The courthouse has remained a source of pride and a symbol of the county since its completion, and is one of the oldest remaining public structures in the county. It stands relatively unchanged from its original appearance except for periodic repairs and interior renovations in the interim. A notable exterior change occurred in 1914 when the stairs on the north and south entrance were altered to accommodate entrances to the basement. In 1978, the second-floor balcony overlooking the main floor was enclosed and a floor added to create a conference room and restroom. At the same time, the large courtroom was divided into two courtrooms, one for common pleas proceedings and the other for probate and juvenile court. Efforts were made to retain as much of the original furniture and trim as possible.
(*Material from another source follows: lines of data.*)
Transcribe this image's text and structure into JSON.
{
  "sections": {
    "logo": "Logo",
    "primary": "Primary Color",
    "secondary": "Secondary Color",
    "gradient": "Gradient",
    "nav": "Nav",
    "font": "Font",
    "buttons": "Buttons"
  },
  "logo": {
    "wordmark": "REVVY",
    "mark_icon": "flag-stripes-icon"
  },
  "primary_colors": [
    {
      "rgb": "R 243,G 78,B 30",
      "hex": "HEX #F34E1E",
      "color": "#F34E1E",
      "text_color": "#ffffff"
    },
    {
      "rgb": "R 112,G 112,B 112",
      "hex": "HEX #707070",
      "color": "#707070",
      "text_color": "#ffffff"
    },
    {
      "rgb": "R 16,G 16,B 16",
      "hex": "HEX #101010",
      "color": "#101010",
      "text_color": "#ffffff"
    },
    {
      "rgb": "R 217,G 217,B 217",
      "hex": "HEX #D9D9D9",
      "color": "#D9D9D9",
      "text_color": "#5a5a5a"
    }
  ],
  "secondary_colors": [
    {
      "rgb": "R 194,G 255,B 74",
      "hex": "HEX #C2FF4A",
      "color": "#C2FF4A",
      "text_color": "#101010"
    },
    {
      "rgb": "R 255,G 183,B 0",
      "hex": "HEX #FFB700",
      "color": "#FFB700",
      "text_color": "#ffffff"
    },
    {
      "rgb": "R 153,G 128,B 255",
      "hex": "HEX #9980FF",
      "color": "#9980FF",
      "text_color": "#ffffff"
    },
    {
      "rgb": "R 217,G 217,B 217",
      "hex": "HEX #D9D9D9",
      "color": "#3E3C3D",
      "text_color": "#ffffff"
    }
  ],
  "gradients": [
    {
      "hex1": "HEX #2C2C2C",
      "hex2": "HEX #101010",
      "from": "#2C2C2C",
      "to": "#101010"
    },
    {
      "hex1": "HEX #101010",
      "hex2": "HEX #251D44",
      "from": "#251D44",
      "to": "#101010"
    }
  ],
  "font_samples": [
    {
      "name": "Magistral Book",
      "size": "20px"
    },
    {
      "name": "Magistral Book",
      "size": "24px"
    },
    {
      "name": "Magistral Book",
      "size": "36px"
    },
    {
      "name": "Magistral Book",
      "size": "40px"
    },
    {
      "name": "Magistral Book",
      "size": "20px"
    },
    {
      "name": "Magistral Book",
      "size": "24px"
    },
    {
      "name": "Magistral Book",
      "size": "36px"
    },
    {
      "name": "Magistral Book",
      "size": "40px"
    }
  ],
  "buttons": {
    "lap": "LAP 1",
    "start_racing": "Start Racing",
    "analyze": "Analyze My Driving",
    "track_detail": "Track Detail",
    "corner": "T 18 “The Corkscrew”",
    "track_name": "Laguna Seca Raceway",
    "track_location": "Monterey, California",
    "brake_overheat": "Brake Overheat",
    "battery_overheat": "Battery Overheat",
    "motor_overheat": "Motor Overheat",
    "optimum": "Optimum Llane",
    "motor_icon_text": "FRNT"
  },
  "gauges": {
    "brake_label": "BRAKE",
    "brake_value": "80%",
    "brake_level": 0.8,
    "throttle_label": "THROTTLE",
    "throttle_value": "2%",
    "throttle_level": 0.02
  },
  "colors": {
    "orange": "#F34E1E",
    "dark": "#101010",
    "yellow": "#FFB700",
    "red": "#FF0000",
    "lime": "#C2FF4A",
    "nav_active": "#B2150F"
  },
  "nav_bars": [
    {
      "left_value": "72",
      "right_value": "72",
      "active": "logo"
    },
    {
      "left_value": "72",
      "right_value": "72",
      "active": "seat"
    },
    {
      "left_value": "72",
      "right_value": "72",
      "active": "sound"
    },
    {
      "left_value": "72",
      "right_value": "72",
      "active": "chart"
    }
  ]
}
The building’s history has included at least two tragic events. A courthouse janitor was found dead in the attic in 1925 after apparently falling from a ladder to the dome. An elected official fatally shot himself in his vault in 1929.
Fire threatened the structure a few times, causing minor damage. In June 1890, the dome was struck by lightning, starting a fire that “gained considerable headway” before being extinguished thanks to the help of some visiting firefighters. Lightning struck the dome several times, according to records, usually only damaging the slate roof or the flagpole. In 1939, just before the start of the county centennial parade, fire broke out in the sheriff’s office on the second floor when a short wave radio short-circuited; the only damage was to the radio. Parts of the courthouse sustained smoke and fire damage in 1968 when a blaze broke out inside the dome.
A two-day celebration was held in June 1986 for the courthouse’s 100th birthday. Events included a parade, craft demonstrations, bands and entertainment, exhibits of antique vehicles and machinery and dedication of a new bandstand. The original cornerstone was opened and its contents were displayed for the public.
This year, another chapter is being added as 20 new display boards, featuring photographs covering Paulding County’s 200-year history, will be unveiled to the public starting at 7 p.m. The photo collages will be a permanent addition to the courthouse.
Next time: Early Records of Paulding County.
More information on the bicentennial can be found on Facebook at